Re: Code of Conduct: Let's revamp it.
Date: Fri Sep 21 2018 - 20:25:26 EST
On Fri, Sep 21, 2018 at 8:05 PM Joey Pabalinas <joeypabalinas@xxxxxxxxx> wrote:
> On Fri, Sep 21, 2018 at 07:31:05PM -0400, jonsmirl@xxxxxxxxx wrote:
> > On Fri, Sep 21, 2018 at 7:17 PM Theodore Y. Ts'o <tytso@xxxxxxx> wrote:
> > >
> > > People can decide who they want to respond to, but I'm going to gently
> > > suggest that before people think about responding to a particular
> > > e-mail, that they do a quick check using "git log --author=xyzzy@xxxxxxxxxxx"
> > > then decide how much someone appears to be a member of the community
> > > before deciding how and whether their thoughts are relevant.
> > How does this part apply to email addresses used to commit code?
> > * Publishing othersâ private information, such as a physical or electronic
> > address, without explicit permission
> > It appears to me that this would conflict with the GPL since the GPL
> > granted the right to distribute (or even print it in a book) Linux and
> > Linux contains email addresses. This also seems contradictory with
> > the Reply button I used to send this email.
> I don't really think email addresses used in patches which are sent,
> voluntarily, to a public mailing list are something you can sanely
> consider "private information".
> > How do you reconcile working on a public project while keeping email
> > address secret?
> This is a little more delicate, and I admit that I can't really
> think of any real solutions for this part...
I would propose adding a statement to clarify that Linux is a public
project and because of this things like names and email addresses of
people working on the project are public information. I don't see how
any other position is viable since it appears to be a GPL conflict.
But... it this bothers you, simply don't use your private, personal
email address when working on the kernel. Anyone with the skills to
work on the kernel should know enough to be able to create email
aliases. No rule says you have to use your real name either.
Aliases have been used in the past, search through the logs and you
will find a few commits from 'anonymous'. However, commits from
anonymous sources have to go through extra layers of review since the
identity of the contributor and their reputation is unknown.

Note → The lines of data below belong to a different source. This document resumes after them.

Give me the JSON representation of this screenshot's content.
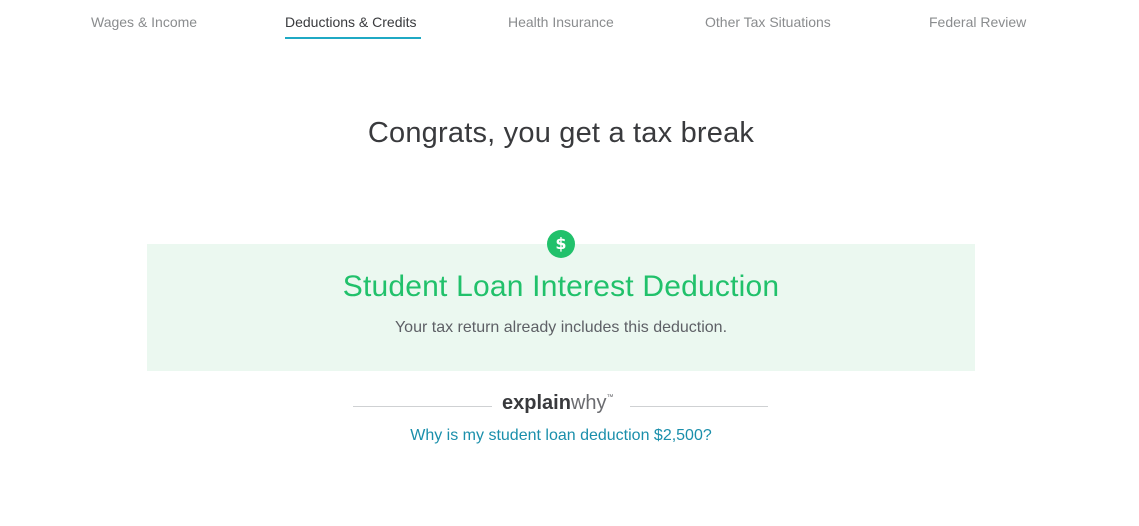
{
  "nav": {
    "tabs": [
      {
        "label": "Wages & Income"
      },
      {
        "label": "Deductions & Credits"
      },
      {
        "label": "Health Insurance"
      },
      {
        "label": "Other Tax Situations"
      },
      {
        "label": "Federal Review"
      }
    ],
    "active_tab": "Deductions & Credits"
  },
  "main": {
    "headline": "Congrats, you get a tax break"
  },
  "deduction_card": {
    "icon": "dollar-icon",
    "icon_glyph": "$",
    "title": "Student Loan Interest Deduction",
    "subtitle": "Your tax return already includes this deduction."
  },
  "explain_why": {
    "logo_bold": "explain",
    "logo_light": "why",
    "logo_tm": "™",
    "link_text": "Why is my student loan deduction $2,500?"
  },
  "colors": {
    "accent_teal": "#1fa9c4",
    "deduction_green": "#21c16b",
    "card_background": "#ebf8f0",
    "link_blue": "#1a8fab"
  }
}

If someone is using an email alias and has their hidden, true address
published then that would be a CoC violation. Although if you mess up
and submit a patch using your hidden identity, you just published it
and it is no longer hidden.
> Joey Pabalinas